Section 23, paragraph 1, point d), is one of the many sections of the L. ARS that govern the legislative decision of the majority vote. This decision is based on Parliament`s assumption that it would best serve the LRA`s priority objectives in labour peace and orderly collective bargaining (Aunde South Africa (Pty) Ltd/NUMSA  10 BLLR 945 (LAC) Par. 32; see Cohen «Limiting the organizational rights of minority unions: POPCRU/Ledwaba 2013 11 BLLR 1137 (LC)» (2014) 17.5 PER 2211. See also Roof (ed) and al Labour Relations Law (6th ed) (LexisNexis 2015) 283-284). The AMCU Tribunal`s decision showed that Section 23 (1) (d) incriminated by the LRA could withstand constitutional control, particularly when considered in connection with the LRA majority deference policy. A challenge to the provision is also a challenge to the legislative policy chosen by parliament, which has important consequences, since it concerns the entire nomenclature of the law and not just section 23, paragraph 1, point d). In any case, the union that wanted to attack the principle wanted to rely on its majority representation in some employers` mines. It is therefore a self-destructive exercise. The judgment also emphasized the constitutional importance of this provision. It showed that Section 23 (1)d) ensures that workers whose union works outside a bargaining council can continue to exercise their right to collective bargaining effectively.

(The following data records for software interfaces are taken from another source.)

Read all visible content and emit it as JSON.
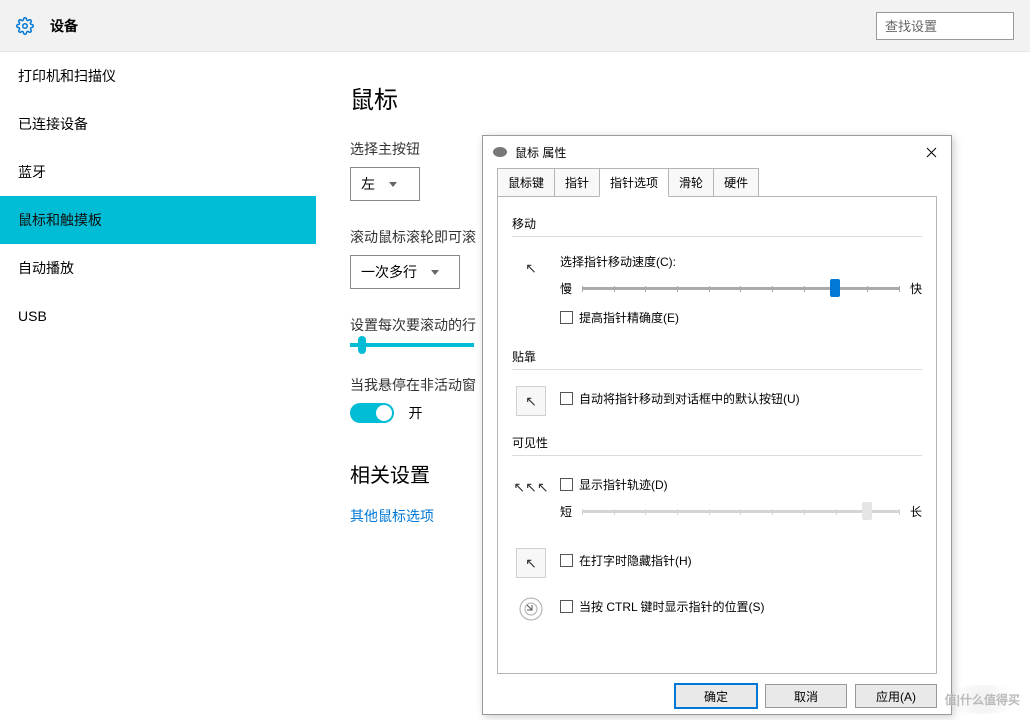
{
  "header": {
    "title": "设备",
    "search_placeholder": "查找设置"
  },
  "sidebar": {
    "items": [
      {
        "label": "打印机和扫描仪"
      },
      {
        "label": "已连接设备"
      },
      {
        "label": "蓝牙"
      },
      {
        "label": "鼠标和触摸板"
      },
      {
        "label": "自动播放"
      },
      {
        "label": "USB"
      }
    ]
  },
  "main": {
    "heading": "鼠标",
    "primary_button_label": "选择主按钮",
    "primary_button_value": "左",
    "scroll_behavior_label": "滚动鼠标滚轮即可滚",
    "scroll_behavior_value": "一次多行",
    "lines_label": "设置每次要滚动的行",
    "hover_label": "当我悬停在非活动窗",
    "hover_toggle_text": "开",
    "related_heading": "相关设置",
    "related_link": "其他鼠标选项"
  },
  "dialog": {
    "title": "鼠标 属性",
    "tabs": [
      "鼠标键",
      "指针",
      "指针选项",
      "滑轮",
      "硬件"
    ],
    "active_tab": 2,
    "groups": {
      "motion": {
        "label": "移动",
        "speed_label": "选择指针移动速度(C):",
        "slow": "慢",
        "fast": "快",
        "speed_pos": 0.78,
        "enhance_precision": "提高指针精确度(E)"
      },
      "snap": {
        "label": "贴靠",
        "snap_default": "自动将指针移动到对话框中的默认按钮(U)"
      },
      "visibility": {
        "label": "可见性",
        "trails": "显示指针轨迹(D)",
        "short": "短",
        "long": "长",
        "trail_pos": 0.88,
        "hide_typing": "在打字时隐藏指针(H)",
        "ctrl_locate": "当按 CTRL 键时显示指针的位置(S)"
      }
    },
    "buttons": {
      "ok": "确定",
      "cancel": "取消",
      "apply": "应用(A)"
    }
  },
  "watermark": "值|什么值得买"
}
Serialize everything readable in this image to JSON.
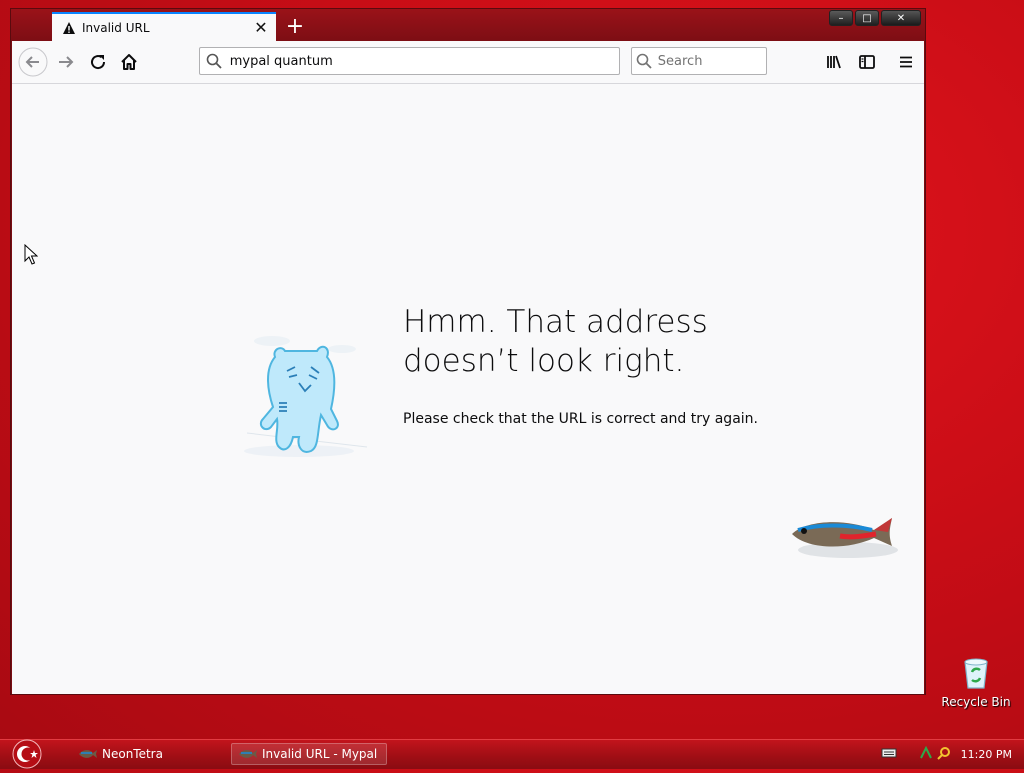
{
  "browser": {
    "tab": {
      "title": "Invalid URL",
      "close": "✕"
    },
    "new_tab": "+",
    "window_controls": {
      "minimize": "–",
      "maximize": "□",
      "close": "✕"
    },
    "toolbar": {
      "url_value": "mypal quantum",
      "search_placeholder": "Search",
      "icons": [
        "back-arrow-icon",
        "forward-arrow-icon",
        "reload-icon",
        "home-icon",
        "library-icon",
        "sidebar-icon",
        "menu-icon"
      ]
    },
    "error_page": {
      "headline": "Hmm. That address doesn’t look right.",
      "message": "Please check that the URL is correct and try again."
    }
  },
  "desktop": {
    "icons": [
      {
        "label": "Recycle Bin"
      }
    ]
  },
  "taskbar": {
    "items": [
      {
        "label": "NeonTetra"
      },
      {
        "label": "Invalid URL - Mypal"
      }
    ],
    "clock": "11:20 PM"
  },
  "colors": {
    "accent": "#0a84ff",
    "desktop": "#c90d16",
    "page_bg": "#f9f9fa"
  }
}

The note took into account the importance of the right to strike, but it is not absolute and the restriction imposed on it is only collateral and justified in an open and democratic society. Finally, the consideration of international and foreign jurisprudence shows international recognition and acceptance of this practice. Moreover, the importance of Section 23, paragraph 1, point (d), is confirmed by its specificity, since in most EU countries certain administrative measures can be extended to whole sectors. Section 23 (1) (d) creates the possibility of expanding within an employer, but includes all employees. With respect to the meaning of a «workplace,» the Tribunal took into account arguments that deter any idea that the term used in section 23, paragraph 1, point d) could mean a single place where a worker works, since the word can be used in everyday language (paragraph 26). It was pointed out that a workstation is not the place where every employee works, as. B each employee`s office or office. On the contrary, employees work collectively. This construction is more consistent with the promotion of orderly collective bargaining than with the purpose of the law. In addition, the court stressed that functional organization is more important than location.